- **Provided records**
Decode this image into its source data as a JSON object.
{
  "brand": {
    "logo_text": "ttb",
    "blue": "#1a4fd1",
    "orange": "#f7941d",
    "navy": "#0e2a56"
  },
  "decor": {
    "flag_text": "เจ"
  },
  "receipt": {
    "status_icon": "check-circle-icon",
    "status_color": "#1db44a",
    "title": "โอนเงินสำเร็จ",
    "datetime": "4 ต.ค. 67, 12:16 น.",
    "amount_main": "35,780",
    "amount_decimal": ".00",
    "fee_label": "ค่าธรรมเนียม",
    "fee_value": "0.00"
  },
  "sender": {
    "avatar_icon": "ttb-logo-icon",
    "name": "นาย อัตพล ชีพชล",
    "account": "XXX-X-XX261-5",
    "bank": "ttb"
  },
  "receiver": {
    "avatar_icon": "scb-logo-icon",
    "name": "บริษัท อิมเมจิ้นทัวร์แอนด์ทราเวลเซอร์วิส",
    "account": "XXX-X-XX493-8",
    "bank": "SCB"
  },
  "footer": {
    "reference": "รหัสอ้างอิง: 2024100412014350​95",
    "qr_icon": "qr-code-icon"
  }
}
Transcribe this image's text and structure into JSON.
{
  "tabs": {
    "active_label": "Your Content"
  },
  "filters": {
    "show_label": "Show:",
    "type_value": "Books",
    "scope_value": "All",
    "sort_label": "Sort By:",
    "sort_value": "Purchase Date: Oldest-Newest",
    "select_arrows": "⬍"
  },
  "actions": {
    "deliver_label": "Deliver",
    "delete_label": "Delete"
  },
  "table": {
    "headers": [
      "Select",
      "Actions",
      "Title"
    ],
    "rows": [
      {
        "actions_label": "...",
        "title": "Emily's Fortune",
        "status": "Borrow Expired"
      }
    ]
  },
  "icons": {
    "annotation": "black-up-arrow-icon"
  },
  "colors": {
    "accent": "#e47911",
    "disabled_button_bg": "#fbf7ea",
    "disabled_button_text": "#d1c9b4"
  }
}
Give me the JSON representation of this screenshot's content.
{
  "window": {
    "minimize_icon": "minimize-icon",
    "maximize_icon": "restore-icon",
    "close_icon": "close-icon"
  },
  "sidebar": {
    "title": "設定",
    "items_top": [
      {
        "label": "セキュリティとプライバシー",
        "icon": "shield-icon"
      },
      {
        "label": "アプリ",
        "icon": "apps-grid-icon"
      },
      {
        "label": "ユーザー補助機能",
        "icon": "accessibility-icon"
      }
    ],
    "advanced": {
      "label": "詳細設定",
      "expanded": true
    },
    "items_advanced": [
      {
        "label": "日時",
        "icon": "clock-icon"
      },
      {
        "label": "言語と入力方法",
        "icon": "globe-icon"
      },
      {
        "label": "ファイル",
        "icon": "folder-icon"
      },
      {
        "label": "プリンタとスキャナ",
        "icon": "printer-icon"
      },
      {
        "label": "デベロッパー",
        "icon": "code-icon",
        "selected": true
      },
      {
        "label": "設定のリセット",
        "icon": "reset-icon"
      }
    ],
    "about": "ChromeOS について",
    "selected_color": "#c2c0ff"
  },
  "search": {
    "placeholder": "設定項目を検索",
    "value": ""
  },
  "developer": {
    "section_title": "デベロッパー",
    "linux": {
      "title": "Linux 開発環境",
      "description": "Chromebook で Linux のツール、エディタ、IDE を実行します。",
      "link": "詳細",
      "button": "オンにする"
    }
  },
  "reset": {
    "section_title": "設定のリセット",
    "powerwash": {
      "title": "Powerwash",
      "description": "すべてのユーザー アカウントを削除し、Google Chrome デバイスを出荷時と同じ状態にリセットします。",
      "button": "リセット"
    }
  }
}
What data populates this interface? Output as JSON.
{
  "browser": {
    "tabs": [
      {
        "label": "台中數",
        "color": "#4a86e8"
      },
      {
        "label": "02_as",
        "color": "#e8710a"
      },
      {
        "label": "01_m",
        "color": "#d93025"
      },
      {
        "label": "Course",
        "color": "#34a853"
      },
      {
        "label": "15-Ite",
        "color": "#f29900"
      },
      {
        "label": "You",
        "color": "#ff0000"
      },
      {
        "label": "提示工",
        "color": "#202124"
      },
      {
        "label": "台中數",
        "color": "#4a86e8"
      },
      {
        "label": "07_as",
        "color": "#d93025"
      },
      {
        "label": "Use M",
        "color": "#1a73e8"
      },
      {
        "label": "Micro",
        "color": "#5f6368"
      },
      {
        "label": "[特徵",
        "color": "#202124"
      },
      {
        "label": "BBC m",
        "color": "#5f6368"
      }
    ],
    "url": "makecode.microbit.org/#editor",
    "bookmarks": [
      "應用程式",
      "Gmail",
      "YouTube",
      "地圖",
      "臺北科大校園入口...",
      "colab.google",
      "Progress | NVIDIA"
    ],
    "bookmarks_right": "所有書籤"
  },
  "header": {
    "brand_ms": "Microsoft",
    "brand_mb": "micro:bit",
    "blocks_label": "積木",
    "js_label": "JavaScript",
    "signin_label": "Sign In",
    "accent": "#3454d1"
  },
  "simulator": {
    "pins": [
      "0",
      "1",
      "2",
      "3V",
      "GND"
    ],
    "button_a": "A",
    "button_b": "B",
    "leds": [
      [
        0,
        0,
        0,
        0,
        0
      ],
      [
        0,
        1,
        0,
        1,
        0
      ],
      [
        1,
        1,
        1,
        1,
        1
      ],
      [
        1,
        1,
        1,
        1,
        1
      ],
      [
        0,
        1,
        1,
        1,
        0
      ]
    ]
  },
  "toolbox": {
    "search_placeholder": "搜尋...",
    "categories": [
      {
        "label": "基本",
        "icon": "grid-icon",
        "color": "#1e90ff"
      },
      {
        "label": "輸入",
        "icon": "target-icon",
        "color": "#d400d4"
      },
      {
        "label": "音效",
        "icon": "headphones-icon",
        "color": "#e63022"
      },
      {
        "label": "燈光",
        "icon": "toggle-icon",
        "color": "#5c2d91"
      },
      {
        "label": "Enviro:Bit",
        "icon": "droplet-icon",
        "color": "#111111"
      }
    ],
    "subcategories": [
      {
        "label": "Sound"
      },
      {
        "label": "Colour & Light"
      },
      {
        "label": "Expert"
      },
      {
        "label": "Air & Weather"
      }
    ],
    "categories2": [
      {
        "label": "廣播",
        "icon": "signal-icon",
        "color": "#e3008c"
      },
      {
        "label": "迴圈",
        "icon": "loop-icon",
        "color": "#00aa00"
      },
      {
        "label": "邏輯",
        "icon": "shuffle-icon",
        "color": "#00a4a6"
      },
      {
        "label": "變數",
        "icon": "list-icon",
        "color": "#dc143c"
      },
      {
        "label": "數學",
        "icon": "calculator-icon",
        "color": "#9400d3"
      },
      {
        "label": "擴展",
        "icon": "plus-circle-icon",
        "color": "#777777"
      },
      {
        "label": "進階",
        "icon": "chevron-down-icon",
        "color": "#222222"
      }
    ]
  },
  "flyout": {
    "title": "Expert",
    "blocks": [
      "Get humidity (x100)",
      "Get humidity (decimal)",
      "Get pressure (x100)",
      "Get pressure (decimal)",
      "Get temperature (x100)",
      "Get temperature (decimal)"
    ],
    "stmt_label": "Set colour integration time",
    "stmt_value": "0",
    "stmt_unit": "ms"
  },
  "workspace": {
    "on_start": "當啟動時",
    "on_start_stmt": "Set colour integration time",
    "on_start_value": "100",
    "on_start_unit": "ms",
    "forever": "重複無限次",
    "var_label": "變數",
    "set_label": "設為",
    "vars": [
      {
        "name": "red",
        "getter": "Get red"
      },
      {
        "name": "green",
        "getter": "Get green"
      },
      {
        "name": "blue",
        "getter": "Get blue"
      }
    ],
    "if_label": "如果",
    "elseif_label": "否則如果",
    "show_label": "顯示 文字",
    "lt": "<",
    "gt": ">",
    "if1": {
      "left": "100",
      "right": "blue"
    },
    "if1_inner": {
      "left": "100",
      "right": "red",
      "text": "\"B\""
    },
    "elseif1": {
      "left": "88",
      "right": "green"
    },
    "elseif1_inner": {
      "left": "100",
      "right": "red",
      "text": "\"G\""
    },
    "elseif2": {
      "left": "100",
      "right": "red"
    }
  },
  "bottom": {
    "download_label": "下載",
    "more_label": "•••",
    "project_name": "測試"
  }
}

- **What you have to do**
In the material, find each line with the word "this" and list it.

- **Output of the task**
Decode this image into its source data as a JSON object.
Transcribe this image's text and structure into JSON.
Give me the JSON representation of this screenshot's content.
What data populates this interface? Output as JSON.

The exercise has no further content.